Climate Change in the Middle East:
Global mean temperature rise is expected to have negative effects on socioeconomic and political environment of Middle Eastern countries. According to the World Bank, 70% of Middle East’s agricultural sector is rain-fed, which makes it extremely vulnerable to anticipated fluctuations in temperature as well as precipitation decrease (World Bank). The region will likely experience more frequent droughts and longer periods of hot weather throughout the course of this century. According to estimates by World Resource Institute (WRI), fourteen of 33 most water-stressed countries in 2040 are located in the Middle East (Maddocks et al. 2015). Arab countries will be withdrawing more water than available supply within the course of next two decades (see figure 2).
Figure 2. Source: Luo, Tianyi, Robert Young, and Paul Reig. “Country Level Water Stress in 2040 Under the Business-As-Usual Scenario.” Water Resource Institute, August 2015, http://www.wri.org/sites/default/files/aqueduct-water-stress-country-rankings-technical-note.pdf.
Countries with ongoing conflicts such as Syria, Iraq, Yemen, and Afghanistan are especially sensitive to the effects of climate change projections. These states are currently engaged in large-scale combat operations against militant Islamic groups. In some cases (e.g. Syria), radically motivated anti-government groups were able to establish full control over significant parts of these states’ territories. Preservation of territorial integrity has been the main priority for the governments of Syria, Iraq, and Afghanistan for many years. They have been devoting significant portion of their resources for operations against militant Islamic groups at the cost of developing their national economies. In the result, their social services, education, and employment sectors sustained considerable damage. Secondary factors such as population growth and rapid urbanization will only worsen the effects of the climate change. 2°C increase in global mean temperature will result in a 40% decline in rainfall (World Bank). Under projected climate change, the region’s capacity to provide water for agricultural as well as human needs will become considerably difficult. United Nations estimates that Algeria, Egypt, Morocco, Syria, Tunisia, and Iraq are likely to experience moderate to severe water shortages by 2050 (FAO 2002). According to number of scientists, drought frequency has increased during the last 20- 40 years in Morocco, Tunisia, Algeria and Syria, and changed in Morocco from an average of one year of drought in every five-year period, before 1990, to one-year drought for each two-year period (Karrou, 2002. Abbas, 2002. Mougou and Mansour, 2005). From 2006 to 2011, Syria has experienced series of multi-year droughts, which contributed to massive agricultural failures and prompted internal population displacement (DoD 2015, 4; Kaniewski et al. 2012). Besides direct effects on agricultural sector, negative impact of climate change will carry on to social and political structure of the state.
Link between the Climate Change and Recruitment into Terrorist Organizations
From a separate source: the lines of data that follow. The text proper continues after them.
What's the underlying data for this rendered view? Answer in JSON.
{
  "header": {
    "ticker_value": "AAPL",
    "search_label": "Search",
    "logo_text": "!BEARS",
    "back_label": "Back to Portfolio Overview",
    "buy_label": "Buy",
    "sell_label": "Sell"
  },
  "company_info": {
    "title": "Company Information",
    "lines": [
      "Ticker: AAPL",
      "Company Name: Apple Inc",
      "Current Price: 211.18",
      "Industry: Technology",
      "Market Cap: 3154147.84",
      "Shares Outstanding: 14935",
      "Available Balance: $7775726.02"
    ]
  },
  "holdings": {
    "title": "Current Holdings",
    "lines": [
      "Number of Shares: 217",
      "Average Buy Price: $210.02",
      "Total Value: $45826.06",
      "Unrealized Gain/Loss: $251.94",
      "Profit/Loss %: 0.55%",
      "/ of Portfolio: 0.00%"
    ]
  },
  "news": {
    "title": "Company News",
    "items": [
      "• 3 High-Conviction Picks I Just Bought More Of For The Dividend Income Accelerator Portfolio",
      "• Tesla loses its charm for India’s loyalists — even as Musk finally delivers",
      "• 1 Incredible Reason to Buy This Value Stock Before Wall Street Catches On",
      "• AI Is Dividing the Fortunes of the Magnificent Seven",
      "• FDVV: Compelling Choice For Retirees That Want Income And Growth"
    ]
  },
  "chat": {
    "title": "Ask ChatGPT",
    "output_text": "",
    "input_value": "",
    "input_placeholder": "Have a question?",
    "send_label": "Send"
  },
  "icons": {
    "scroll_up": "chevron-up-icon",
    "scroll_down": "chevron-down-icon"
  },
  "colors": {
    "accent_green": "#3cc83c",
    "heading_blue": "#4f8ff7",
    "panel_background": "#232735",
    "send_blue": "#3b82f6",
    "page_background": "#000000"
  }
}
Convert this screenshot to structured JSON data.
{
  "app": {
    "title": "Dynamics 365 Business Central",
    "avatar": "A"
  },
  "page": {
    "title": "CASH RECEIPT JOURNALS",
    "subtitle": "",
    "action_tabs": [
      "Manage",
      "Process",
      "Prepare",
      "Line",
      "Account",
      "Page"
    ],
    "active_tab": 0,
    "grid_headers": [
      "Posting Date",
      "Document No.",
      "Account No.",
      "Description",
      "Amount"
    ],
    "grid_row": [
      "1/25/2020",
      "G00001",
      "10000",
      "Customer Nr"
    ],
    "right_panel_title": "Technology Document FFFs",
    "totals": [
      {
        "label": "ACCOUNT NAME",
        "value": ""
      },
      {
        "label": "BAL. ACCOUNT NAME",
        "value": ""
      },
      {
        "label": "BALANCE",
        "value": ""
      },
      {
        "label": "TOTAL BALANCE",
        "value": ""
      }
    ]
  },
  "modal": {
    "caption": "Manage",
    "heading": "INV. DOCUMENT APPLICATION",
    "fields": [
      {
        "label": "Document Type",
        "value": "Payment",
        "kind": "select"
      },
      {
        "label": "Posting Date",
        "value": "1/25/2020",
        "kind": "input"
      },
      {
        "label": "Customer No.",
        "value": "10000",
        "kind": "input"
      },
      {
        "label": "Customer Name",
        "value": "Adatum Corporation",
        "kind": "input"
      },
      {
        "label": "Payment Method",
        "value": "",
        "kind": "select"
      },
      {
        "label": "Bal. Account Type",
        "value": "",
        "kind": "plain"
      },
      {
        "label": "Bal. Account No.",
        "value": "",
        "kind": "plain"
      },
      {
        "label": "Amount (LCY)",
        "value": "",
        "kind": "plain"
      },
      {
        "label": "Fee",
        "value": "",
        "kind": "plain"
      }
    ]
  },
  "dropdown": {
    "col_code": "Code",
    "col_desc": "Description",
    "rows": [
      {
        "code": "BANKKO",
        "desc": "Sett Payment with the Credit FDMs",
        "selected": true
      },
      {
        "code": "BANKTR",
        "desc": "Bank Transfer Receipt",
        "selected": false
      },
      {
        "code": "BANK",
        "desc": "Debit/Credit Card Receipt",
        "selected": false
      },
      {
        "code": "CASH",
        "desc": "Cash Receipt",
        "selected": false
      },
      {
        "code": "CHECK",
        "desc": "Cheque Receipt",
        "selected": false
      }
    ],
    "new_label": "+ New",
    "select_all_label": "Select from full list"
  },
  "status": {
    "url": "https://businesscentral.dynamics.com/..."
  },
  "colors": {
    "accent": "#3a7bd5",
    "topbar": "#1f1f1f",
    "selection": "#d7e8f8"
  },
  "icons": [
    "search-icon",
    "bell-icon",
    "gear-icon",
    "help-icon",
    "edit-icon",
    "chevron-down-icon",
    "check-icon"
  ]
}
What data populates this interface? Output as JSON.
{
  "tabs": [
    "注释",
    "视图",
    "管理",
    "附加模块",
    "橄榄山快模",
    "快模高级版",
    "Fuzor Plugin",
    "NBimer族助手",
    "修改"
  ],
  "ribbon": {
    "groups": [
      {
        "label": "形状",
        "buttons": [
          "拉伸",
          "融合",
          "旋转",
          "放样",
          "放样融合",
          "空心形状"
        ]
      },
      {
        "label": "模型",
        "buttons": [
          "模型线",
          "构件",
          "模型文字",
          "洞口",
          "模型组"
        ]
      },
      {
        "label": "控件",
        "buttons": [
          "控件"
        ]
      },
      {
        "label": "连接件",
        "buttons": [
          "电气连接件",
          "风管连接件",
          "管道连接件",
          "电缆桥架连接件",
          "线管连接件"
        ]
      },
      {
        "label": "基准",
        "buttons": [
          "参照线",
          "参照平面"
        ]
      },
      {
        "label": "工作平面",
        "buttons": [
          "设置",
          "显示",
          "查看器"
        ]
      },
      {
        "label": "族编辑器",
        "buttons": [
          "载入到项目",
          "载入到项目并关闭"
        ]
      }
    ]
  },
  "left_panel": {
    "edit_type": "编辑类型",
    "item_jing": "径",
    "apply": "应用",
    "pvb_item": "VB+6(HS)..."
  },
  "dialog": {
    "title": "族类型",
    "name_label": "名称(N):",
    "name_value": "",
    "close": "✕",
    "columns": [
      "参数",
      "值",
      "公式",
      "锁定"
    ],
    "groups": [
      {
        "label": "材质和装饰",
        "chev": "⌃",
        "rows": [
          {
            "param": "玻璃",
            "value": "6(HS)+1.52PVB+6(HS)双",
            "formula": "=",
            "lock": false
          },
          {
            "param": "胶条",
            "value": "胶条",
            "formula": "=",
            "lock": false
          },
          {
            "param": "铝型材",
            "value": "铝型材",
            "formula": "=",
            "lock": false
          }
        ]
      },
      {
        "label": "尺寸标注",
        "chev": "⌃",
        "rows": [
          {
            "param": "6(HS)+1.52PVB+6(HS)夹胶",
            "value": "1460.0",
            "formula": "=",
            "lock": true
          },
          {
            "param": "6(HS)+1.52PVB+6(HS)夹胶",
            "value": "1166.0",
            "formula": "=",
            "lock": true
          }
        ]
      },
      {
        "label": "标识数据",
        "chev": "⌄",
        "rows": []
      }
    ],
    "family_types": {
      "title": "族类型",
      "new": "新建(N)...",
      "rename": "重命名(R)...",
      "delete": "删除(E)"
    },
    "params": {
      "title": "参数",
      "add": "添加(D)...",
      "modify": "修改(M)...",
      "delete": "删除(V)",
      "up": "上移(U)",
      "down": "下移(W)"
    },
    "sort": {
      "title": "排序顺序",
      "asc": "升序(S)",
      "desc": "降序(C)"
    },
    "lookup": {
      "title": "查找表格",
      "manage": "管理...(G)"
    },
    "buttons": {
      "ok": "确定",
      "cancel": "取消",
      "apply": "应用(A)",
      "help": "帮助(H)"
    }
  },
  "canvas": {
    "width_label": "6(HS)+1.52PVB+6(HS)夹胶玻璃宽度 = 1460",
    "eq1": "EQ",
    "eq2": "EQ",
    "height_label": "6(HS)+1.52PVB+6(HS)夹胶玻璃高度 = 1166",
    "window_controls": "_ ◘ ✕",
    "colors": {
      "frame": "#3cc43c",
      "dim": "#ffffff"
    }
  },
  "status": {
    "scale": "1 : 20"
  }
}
Research from German Foreign Office suggests that economic deprivation and essential resource shortage caused by extreme weather events such as droughts considerably weaken states that are in active state of war (Adelphi 2016). The window of opportunity for non-state armed actors [such as ISIL] is created when states become weak and incapable of meeting their citizens’ basic needs (DCAF 2015, 10). They [non-state armed actors] provide public services and goods with the goal of substituting the government’s role. In the Mexican city of Laredo, a transnational drug cartel called Zetas installed a 16-foot banner (see figure 3) in downtown as part of their recruitment campaign with the following message: “We’re offering you a good salary, food and medical care for your families” (Roig-Franzia 2008; Davis 2010).